Birch Creek

Mine, Inactive

Commodities and mineralogy

Main commodities Au
Other commodities Ag
Ore minerals gold

Geographic location

Quadrangle map, 1:250,000-scale CI
Quadrangle map, 1:63,360-scale B-2
Latitude 65.33
Longitude -144.568
Nearby scientific data Find additional scientific data near this location
Location and accuracy The coordinates are for the Birch Creek/Buckley Bar confluence. The Steese Highway parallels Birch Creek just east of Twelvemile Summit as it flows west from Mastodon Dome. Eventually Birch Creek flows south, east, then north, crossing the Steese Highway again between Central and Circle.

Geologic setting

Geologic description

Birch Creek is approximately 560 km long, originating just east of Mastodon Dome and emptying into the Yukon River approximately 50 km below Fort Yukon. Birch Creek flows over quartzite and quartzite schist before crossing into the Tintina fault trench where it then flows within the broad lowlands of the Yukon River over Pleistocene and Holocene surficial deposits. The flood plain of the upper and middle portions of the creek is composed of pebble-to-cobble gravel that contains a few boulders composed primarily of quartz and quartzite. A pebble count of gravel in Birch Creek between the mouth of Gold Dust and Butte Creeks reveals a composition of 72 percent quartzitic schist, 20 percent quartz, and 8 percent schist. Panned concentrates are low in magnetite and ilmenite, and rich in garnet (Yeend, 1991, p. 26).
The only early placer production recorded from Birch Creek was from river bars, of which Buckley Bar was probably the most productive (Ellsworth and Davenport, 1913, p. 213). A bench about a mile below Twelvemile Creek was unsuccessfully mined in 1911 (Cobb, 1976, p. 7). Mining operations using heavy equipment with modern high-volume sluiceboxes were active along the upper part of Birch Creek in the 1980s (Yeend, 1991).
Geologic map unit (-144.570429438623, 65.3296383239015)
Mineral deposit model Placer gold deposit (Cox and Singer, 1986; model 39a)
Mineral deposit model number 39a

Production and reserves

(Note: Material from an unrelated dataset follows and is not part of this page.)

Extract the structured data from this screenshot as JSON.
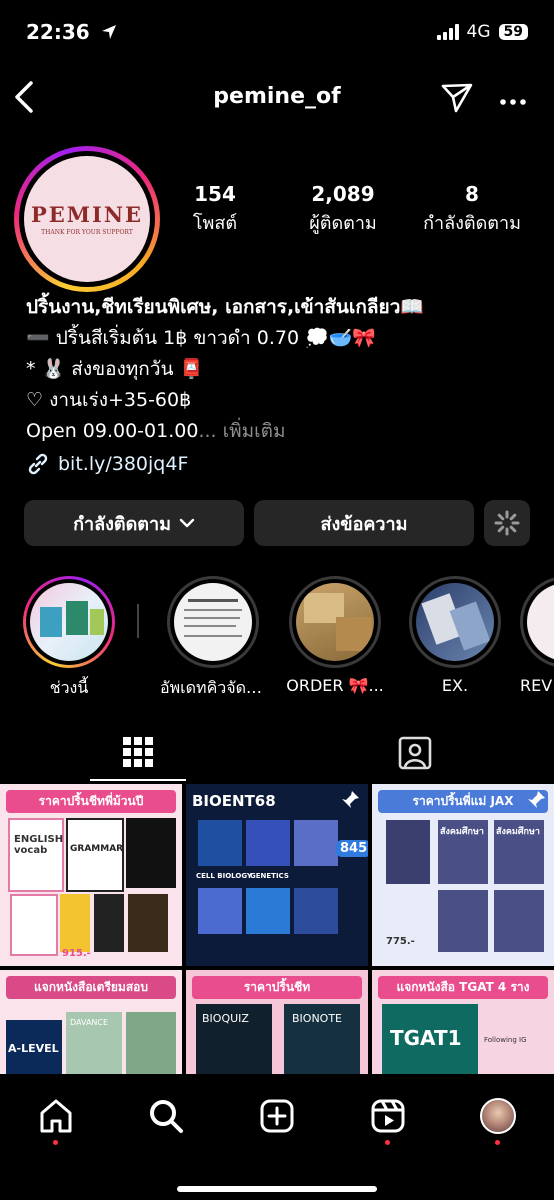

Workings or exploration Other than during the discovery period of the late 1800s, little mining was done on Birch Creek until the 1980s. Mining operations using heavy equipment with modern high-volume sluiceboxes were active along the upper part of Birch Creek in the 1980s (Yeend, 1991). A bench about a mile below Twelvemile Creek was unsuccessfully mined in 1911 (Cobb, 1976, p. 7, [OFR 76-633]).
Indication of production Yes
Production notes During the spring of 1894, about a half ounce of gold per man per day was being taken from Pitka's Bar (Dunham, 1898). In the 1980's in the upper part of Birch Creek near the Steese Highway, 2,000 cubic yards of gravel per day yielded 0.005 to 0.0075 ounces per cubic yard (Yeend, 1991, p.26, Lampright, 1996, p. 56). Most Birch Creek production has been from river bars with Buckley Bar probably being the most productive (Ellsworth and Davenport, 1913, p. 213). Battest Mining reported mining operations on Birch Creek in 1985 (Bundtzen and others, 1986).

Additional comments

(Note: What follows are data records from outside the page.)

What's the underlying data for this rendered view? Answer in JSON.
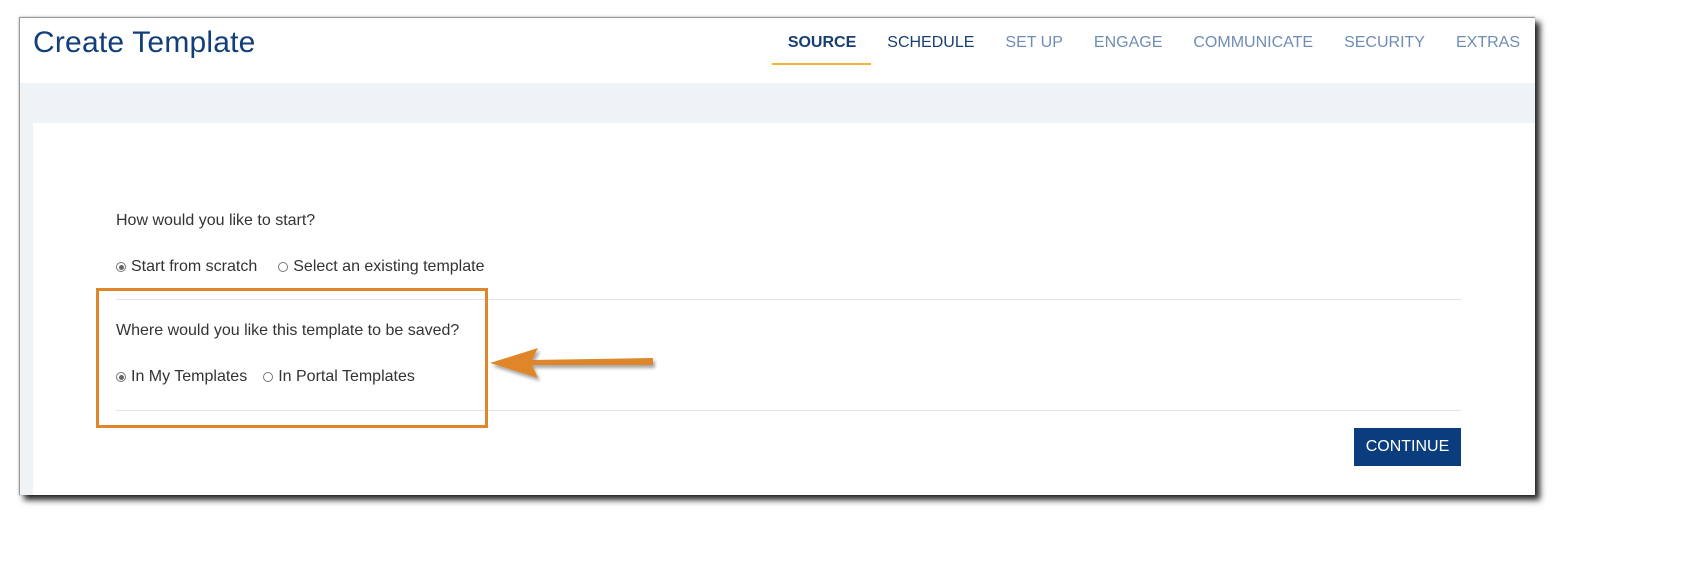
{
  "header": {
    "title": "Create Template",
    "tabs": [
      {
        "label": "SOURCE",
        "state": "active"
      },
      {
        "label": "SCHEDULE",
        "state": "visited"
      },
      {
        "label": "SET UP",
        "state": "inactive"
      },
      {
        "label": "ENGAGE",
        "state": "inactive"
      },
      {
        "label": "COMMUNICATE",
        "state": "inactive"
      },
      {
        "label": "SECURITY",
        "state": "inactive"
      },
      {
        "label": "EXTRAS",
        "state": "inactive"
      }
    ]
  },
  "form": {
    "start": {
      "question": "How would you like to start?",
      "options": [
        {
          "label": "Start from scratch",
          "checked": true
        },
        {
          "label": "Select an existing template",
          "checked": false
        }
      ]
    },
    "save_location": {
      "question": "Where would you like this template to be saved?",
      "options": [
        {
          "label": "In My Templates",
          "checked": true
        },
        {
          "label": "In Portal Templates",
          "checked": false
        }
      ]
    },
    "continue_label": "CONTINUE"
  },
  "annotation": {
    "highlight_color": "#e0862a",
    "arrow_color": "#e0862a",
    "accent_tab_underline": "#f2b233",
    "primary_color": "#0b3d7e"
  }
}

Gold in small quantities can still be panned from just about anywhere along the upper 160 km of Birch Creek (Yeend, 1991, p. 26).

References

MRDS Number A012214; D002166

References

Reporters C.J. Freeman, J.R. Guidetti Schaefer, A.S. Clements (Avalon Development Corporation)
Last report date 9/8/1998